Irish students are to have predictive or calculated grades in lieu of State exams due to the coronavirus pandemic.
However, Britain is facing fallout from a similar approach.
The UK government and the British exams regulator Ofqual are being threatened with legal action, as pressure mounts for a re-think over the awarding of grades.
Around 280,000 students there saw their grades fall by one grade or more from their predicted results following the introduction of a new 'moderation' algorithm.
Further confusion was added to the row on Saturday, when Ofqual suspended its own policy for students wishing to appeal their results.
Just hours after it published criteria for mock exam results to be considered as the basis of an appeal, the guidance was withdrawn and the regulator said it was reviewing the policy.
George Parker is the political editor of the Financial Times.
He told On The Record that this is just the latest headache for British Prime Minister Boris Johnson.
"His approval ratings regarding the coronavirus have fallen sharply over the last few months, he was seen as having locked the country down far too late.
"We have ended up with the highest deaths I think in Europe, and certainly the worst economic hit of any of the G7 countries".
"We're in the middle of a bit of an exams fiasco at the moment as well - so as a result a lot of trust in Boris Johnson I think has evaporated and it's crucial for him that he gets out of this quickly and that he somehow finds a way of putting the economy back on track in an orderly sort of way".

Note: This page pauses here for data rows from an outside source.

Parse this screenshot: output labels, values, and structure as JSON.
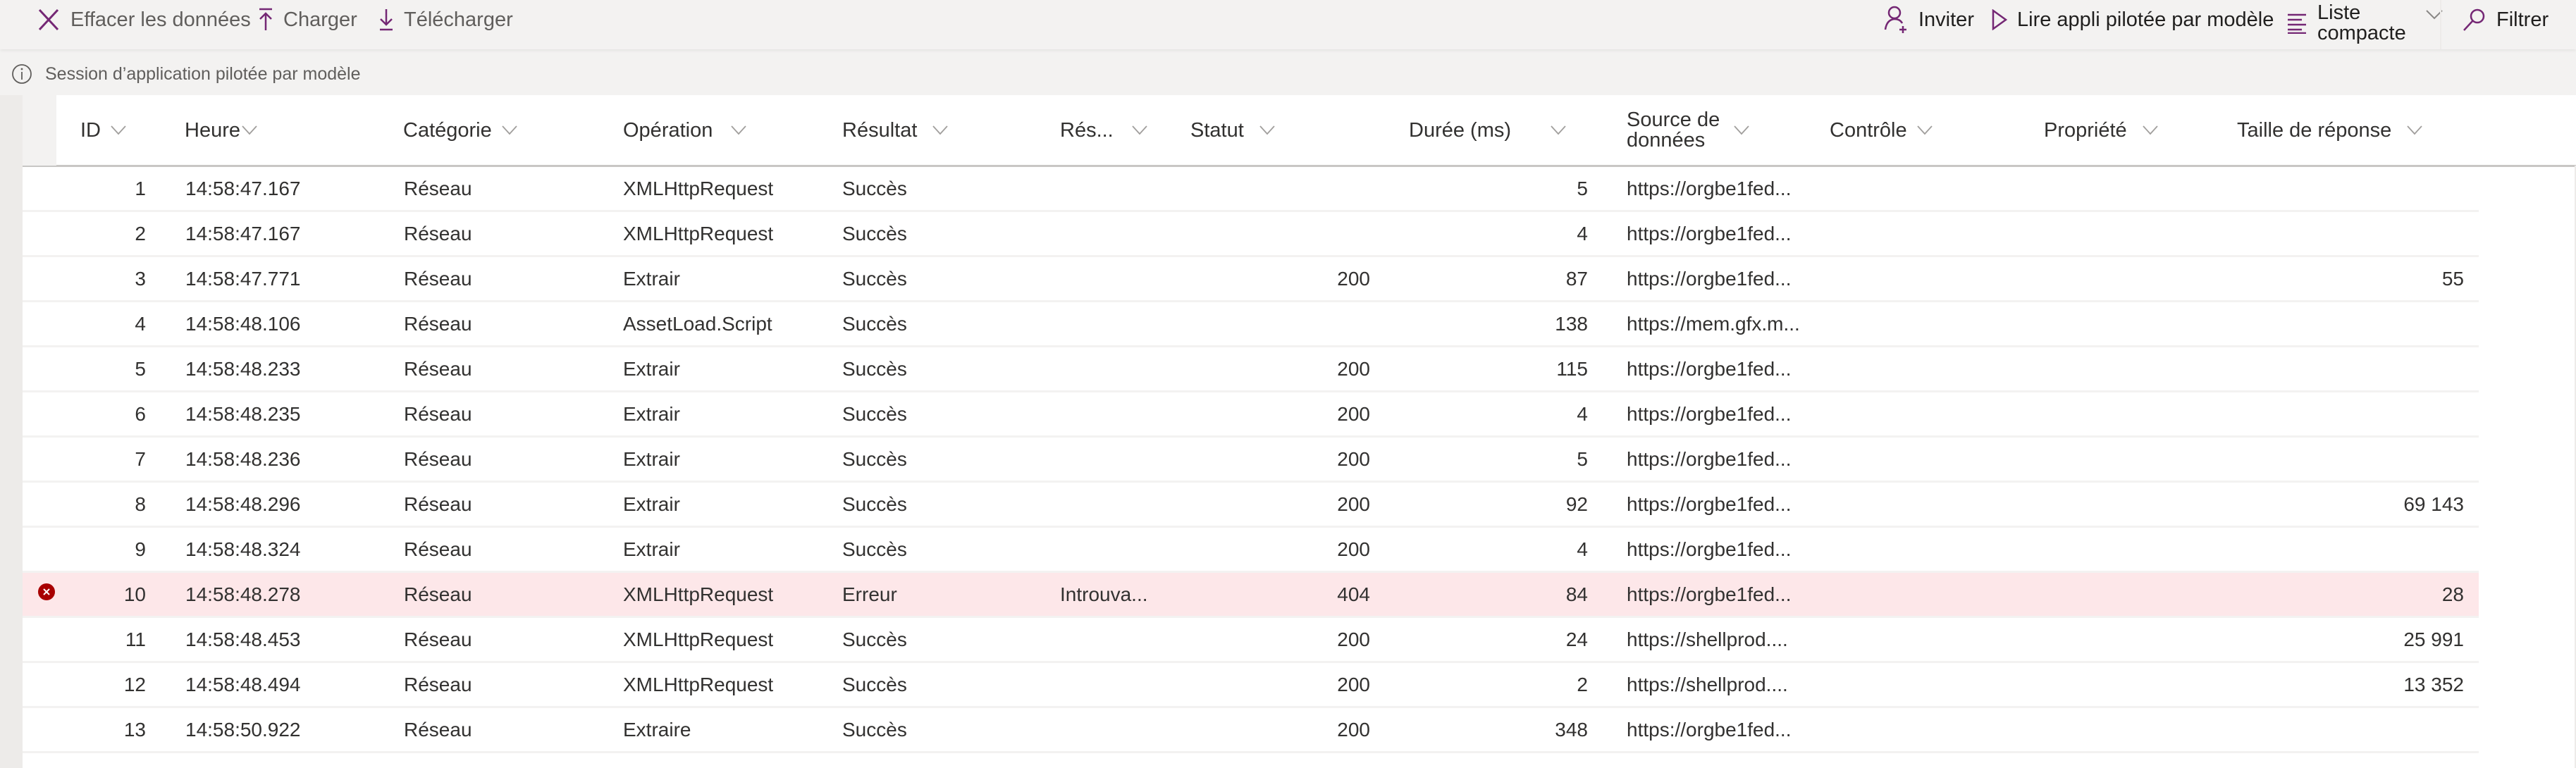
{
  "toolbar": {
    "clear_label": "Effacer les données",
    "upload_label": "Charger",
    "download_label": "Télécharger",
    "invite_label": "Inviter",
    "play_label": "Lire appli pilotée par modèle",
    "view_label_line1": "Liste",
    "view_label_line2": "compacte",
    "filter_label": "Filtrer"
  },
  "info": {
    "text": "Session d’application pilotée par modèle"
  },
  "colors": {
    "accent": "#742774",
    "error_row": "#fde7e9",
    "error_icon": "#a80000"
  },
  "columns": [
    {
      "key": "id",
      "label": "ID"
    },
    {
      "key": "time",
      "label": "Heure"
    },
    {
      "key": "category",
      "label": "Catégorie"
    },
    {
      "key": "operation",
      "label": "Opération"
    },
    {
      "key": "result",
      "label": "Résultat"
    },
    {
      "key": "result_info",
      "label": "Rés..."
    },
    {
      "key": "status",
      "label": "Statut"
    },
    {
      "key": "duration",
      "label": "Durée (ms)"
    },
    {
      "key": "source_line1",
      "label": "Source de"
    },
    {
      "key": "source_line2",
      "label": "données"
    },
    {
      "key": "control",
      "label": "Contrôle"
    },
    {
      "key": "property",
      "label": "Propriété"
    },
    {
      "key": "response_size",
      "label": "Taille de réponse"
    }
  ],
  "rows": [
    {
      "id": "1",
      "time": "14:58:47.167",
      "category": "Réseau",
      "operation": "XMLHttpRequest",
      "result": "Succès",
      "result_info": "",
      "status": "",
      "duration": "5",
      "source": "https://orgbe1fed...",
      "control": "",
      "property": "",
      "response_size": "",
      "error": false
    },
    {
      "id": "2",
      "time": "14:58:47.167",
      "category": "Réseau",
      "operation": "XMLHttpRequest",
      "result": "Succès",
      "result_info": "",
      "status": "",
      "duration": "4",
      "source": "https://orgbe1fed...",
      "control": "",
      "property": "",
      "response_size": "",
      "error": false
    },
    {
      "id": "3",
      "time": "14:58:47.771",
      "category": "Réseau",
      "operation": "Extrair",
      "result": "Succès",
      "result_info": "",
      "status": "200",
      "duration": "87",
      "source": "https://orgbe1fed...",
      "control": "",
      "property": "",
      "response_size": "55",
      "error": false
    },
    {
      "id": "4",
      "time": "14:58:48.106",
      "category": "Réseau",
      "operation": "AssetLoad.Script",
      "result": "Succès",
      "result_info": "",
      "status": "",
      "duration": "138",
      "source": "https://mem.gfx.m...",
      "control": "",
      "property": "",
      "response_size": "",
      "error": false
    },
    {
      "id": "5",
      "time": "14:58:48.233",
      "category": "Réseau",
      "operation": "Extrair",
      "result": "Succès",
      "result_info": "",
      "status": "200",
      "duration": "115",
      "source": "https://orgbe1fed...",
      "control": "",
      "property": "",
      "response_size": "",
      "error": false
    },
    {
      "id": "6",
      "time": "14:58:48.235",
      "category": "Réseau",
      "operation": "Extrair",
      "result": "Succès",
      "result_info": "",
      "status": "200",
      "duration": "4",
      "source": "https://orgbe1fed...",
      "control": "",
      "property": "",
      "response_size": "",
      "error": false
    },
    {
      "id": "7",
      "time": "14:58:48.236",
      "category": "Réseau",
      "operation": "Extrair",
      "result": "Succès",
      "result_info": "",
      "status": "200",
      "duration": "5",
      "source": "https://orgbe1fed...",
      "control": "",
      "property": "",
      "response_size": "",
      "error": false
    },
    {
      "id": "8",
      "time": "14:58:48.296",
      "category": "Réseau",
      "operation": "Extrair",
      "result": "Succès",
      "result_info": "",
      "status": "200",
      "duration": "92",
      "source": "https://orgbe1fed...",
      "control": "",
      "property": "",
      "response_size": "69 143",
      "error": false
    },
    {
      "id": "9",
      "time": "14:58:48.324",
      "category": "Réseau",
      "operation": "Extrair",
      "result": "Succès",
      "result_info": "",
      "status": "200",
      "duration": "4",
      "source": "https://orgbe1fed...",
      "control": "",
      "property": "",
      "response_size": "",
      "error": false
    },
    {
      "id": "10",
      "time": "14:58:48.278",
      "category": "Réseau",
      "operation": "XMLHttpRequest",
      "result": "Erreur",
      "result_info": "Introuva...",
      "status": "404",
      "duration": "84",
      "source": "https://orgbe1fed...",
      "control": "",
      "property": "",
      "response_size": "28",
      "error": true
    },
    {
      "id": "11",
      "time": "14:58:48.453",
      "category": "Réseau",
      "operation": "XMLHttpRequest",
      "result": "Succès",
      "result_info": "",
      "status": "200",
      "duration": "24",
      "source": "https://shellprod....",
      "control": "",
      "property": "",
      "response_size": "25 991",
      "error": false
    },
    {
      "id": "12",
      "time": "14:58:48.494",
      "category": "Réseau",
      "operation": "XMLHttpRequest",
      "result": "Succès",
      "result_info": "",
      "status": "200",
      "duration": "2",
      "source": "https://shellprod....",
      "control": "",
      "property": "",
      "response_size": "13 352",
      "error": false
    },
    {
      "id": "13",
      "time": "14:58:50.922",
      "category": "Réseau",
      "operation": "Extraire",
      "result": "Succès",
      "result_info": "",
      "status": "200",
      "duration": "348",
      "source": "https://orgbe1fed...",
      "control": "",
      "property": "",
      "response_size": "",
      "error": false
    }
  ]
}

"Basically Scotland and the rest of the UK have used a similar type of thing where kids haven't been able to sit their exams.
"As a result, the results have been based on teacher predictions - but then they've been standardised, or in practice downgraded, using a computer algorithm.
"The problem with the algorithm used in the UK is that it basically discriminates against bright children... in other words, the algorithm looks at the past record of a school in question: say you might be a bright kid who's been predicted three A stars for example.
"But because in the past that school hasn't done very well, you end up with your grades being downgraded.
"So as a result, you've got a lot of bright kids - the very kids that Boris Johnson says he wants to help - who are losing out on places at prestigious universities simply because the computer says no."
It comes after the Scottish government apologised to students there over downgraded exam results.
Scotland's First Minister Nicola Sturgeon admitted her government did not get it right over local exam results, amid concerns that pupils from poorer areas were unfairly affected by a moderation formula to calculate final results.
With no central exams there because of the COVID-19 pandemic, similar to Ireland, teachers graded pupils and the grades were then moderated by academic boards.
Speaking last week, Labour's education spokesman Aodhán Ó Ríordáin said: "In fairness to the Scottish system, even though they gave all the reassurances that were given in Ireland, the first minister has apologised and says they're going to try and correct it".
"I really hope I'm wrong - and we really hope that we're wrong - but on the 7th and 8th of September if it turns out that we're right, Government have to be in a position to correct it".
"There's an appeals process that only affects the way the exam result was arrived at - basically the totting up of the numbers, not the actual grade itself, this is the issue.
"You can only appeal the mechanics rather than the grade, and that's a difficulty that students are going to have."
Additional reporting: IRN